(Incidentally, does anyone else remember a certain eastern EU member state’s Phase 1 allocation plan, in which every single installation’s proposed allocation ended in “,000”?)
So as I said, we shouldn’t be too harsh on the UK… yet. Once we see the first set of verified emissions data, that’s a different story.
More broadly speaking, all the information that the UK government has released to date suggests the UK ETS will operate very similarly to the EU market. Just as an example, the section on monitoring, reporting and verification in the ETS legislation is prefaced with the following:

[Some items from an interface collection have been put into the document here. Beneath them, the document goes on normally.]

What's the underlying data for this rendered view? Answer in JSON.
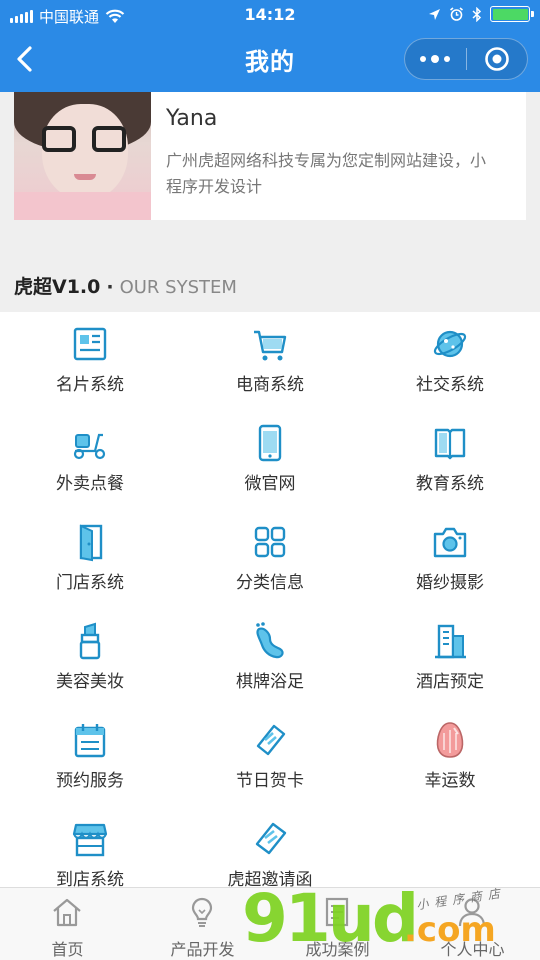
{
  "status_bar": {
    "carrier": "中国联通",
    "time": "14:12"
  },
  "nav": {
    "title": "我的"
  },
  "profile": {
    "name": "Yana",
    "description": "广州虎超网络科技专属为您定制网站建设，小程序开发设计"
  },
  "section": {
    "title": "虎超V1.0",
    "separator": "·",
    "subtitle": "OUR SYSTEM"
  },
  "grid": {
    "items": [
      {
        "label": "名片系统",
        "icon": "business-card-icon"
      },
      {
        "label": "电商系统",
        "icon": "shopping-cart-icon"
      },
      {
        "label": "社交系统",
        "icon": "planet-icon"
      },
      {
        "label": "外卖点餐",
        "icon": "scooter-icon"
      },
      {
        "label": "微官网",
        "icon": "phone-icon"
      },
      {
        "label": "教育系统",
        "icon": "book-icon"
      },
      {
        "label": "门店系统",
        "icon": "door-icon"
      },
      {
        "label": "分类信息",
        "icon": "category-grid-icon"
      },
      {
        "label": "婚纱摄影",
        "icon": "camera-icon"
      },
      {
        "label": "美容美妆",
        "icon": "lipstick-icon"
      },
      {
        "label": "棋牌浴足",
        "icon": "foot-icon"
      },
      {
        "label": "酒店预定",
        "icon": "building-icon"
      },
      {
        "label": "预约服务",
        "icon": "calendar-icon"
      },
      {
        "label": "节日贺卡",
        "icon": "ticket-icon"
      },
      {
        "label": "幸运数",
        "icon": "egg-icon"
      },
      {
        "label": "到店系统",
        "icon": "storefront-icon"
      },
      {
        "label": "虎超邀请函",
        "icon": "invitation-ticket-icon"
      }
    ]
  },
  "tabbar": {
    "items": [
      {
        "label": "首页",
        "icon": "home-icon"
      },
      {
        "label": "产品开发",
        "icon": "lightbulb-icon"
      },
      {
        "label": "成功案例",
        "icon": "document-icon"
      },
      {
        "label": "个人中心",
        "icon": "user-icon"
      }
    ]
  },
  "watermark": {
    "brand": "91ud",
    "domain": ".com",
    "tagline": "小程序商店"
  },
  "colors": {
    "nav_blue": "#2b8ae6",
    "icon_blue": "#3aa7d8",
    "battery_green": "#4cd964",
    "watermark_green": "#7ed321",
    "watermark_orange": "#f5a623"
  }
}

“Commission Implementing Regulation (EU) 2018/2066 of 19 December 2018 on the monitoring and reporting of greenhouse gas emissions pursuant to Directive 2003/87/EC of the European Parliament and of the Council has effect for the purpose of the UK ETS.”
If it ain’t broke, why fix it? CTRL-C, CTRL-V.
There are quite a few important details missing from the legislation, such as whether there will indeed be a supply adjustment mechanism (the MSR to you and me) and a cost containment reserve, as was suggested in the consultation, how the auction floor price may change over time, what will happen in the event an auction is not successful, and so on. These are not insignificant details, as the EU ETS experience has shown.
So what might trading be like?
I would hazard a guess that how this market trades will depend very much on who wants to trade it. And we probably won’t know the real character of the market until well into 2021, once the allocation and auctions have had a chance to “bed in”.
Obviously, I’m not expecting this to be another Swiss ETS, but with an ETS whose cap is 10% the size of the EU ETS, you wouldn’t expect to see the same kind of liquidity, and perhaps not the same volatility either.
While people have rightly praised the UK for the important role it played in establishing the EU ETS, and the central role London has played ever since, there is no getting away from the fact that this is going to be a relatively small market. To put the UK ETS cap into perspective:
EU ETS – 1.57b tonnes/year in 2021
South Korea – c. 600m tonnes/year in 2020
California – 334m tonnes/year in 2020 (economy-wide)
UK – 155m tonnes/year in 2021
RGGI – 68m tonnes/year in 2021 (utility-only)
Quebec – c. 52m tonnes/year in 2020
Nova Scotia – 12.7m tonnes/year in 2020
Will the financial sector get involved? A floor price isn’t a great signal to send to those who enjoyed riding EUAs all the way from €7 to €25 back in 2017-18. We might be in for a more Californian experience, where the auctions and the futures market have both clung pretty closely to the oh-so-predictable floor price.
A lot could depend on how generous BEIS is going to be in its free UKA allocation to industrials. If industry is short from the start, that would help the market build up at least some sort of transparent price discovery.
Another thing to bear in mind is that utilities will be needing to hedge forward power sales with this new carbon allowance, since EUAs won’t be eligible. So there could be a repetition of what we saw in the EU ETS back in the run-up to Phase 3, when open interest in futures contracts ballooned as power generators built up their forward carbon portfolios.
This in turn could scare off some compliance-focused industrials, who’d probably be happier with a more rustic market where they can pick up spare EUAs as and when they feel like it. They might eschew the futures market in favour of getting their bank, or power supplier, to do the work.
Frankly, it’s too early to have a strong idea of what the UK ETS will look and act like. But for those of us who are going to inhabit this new world, we might need to get used to a little less leg-room.
This post was originally published on www.carbonreporter.com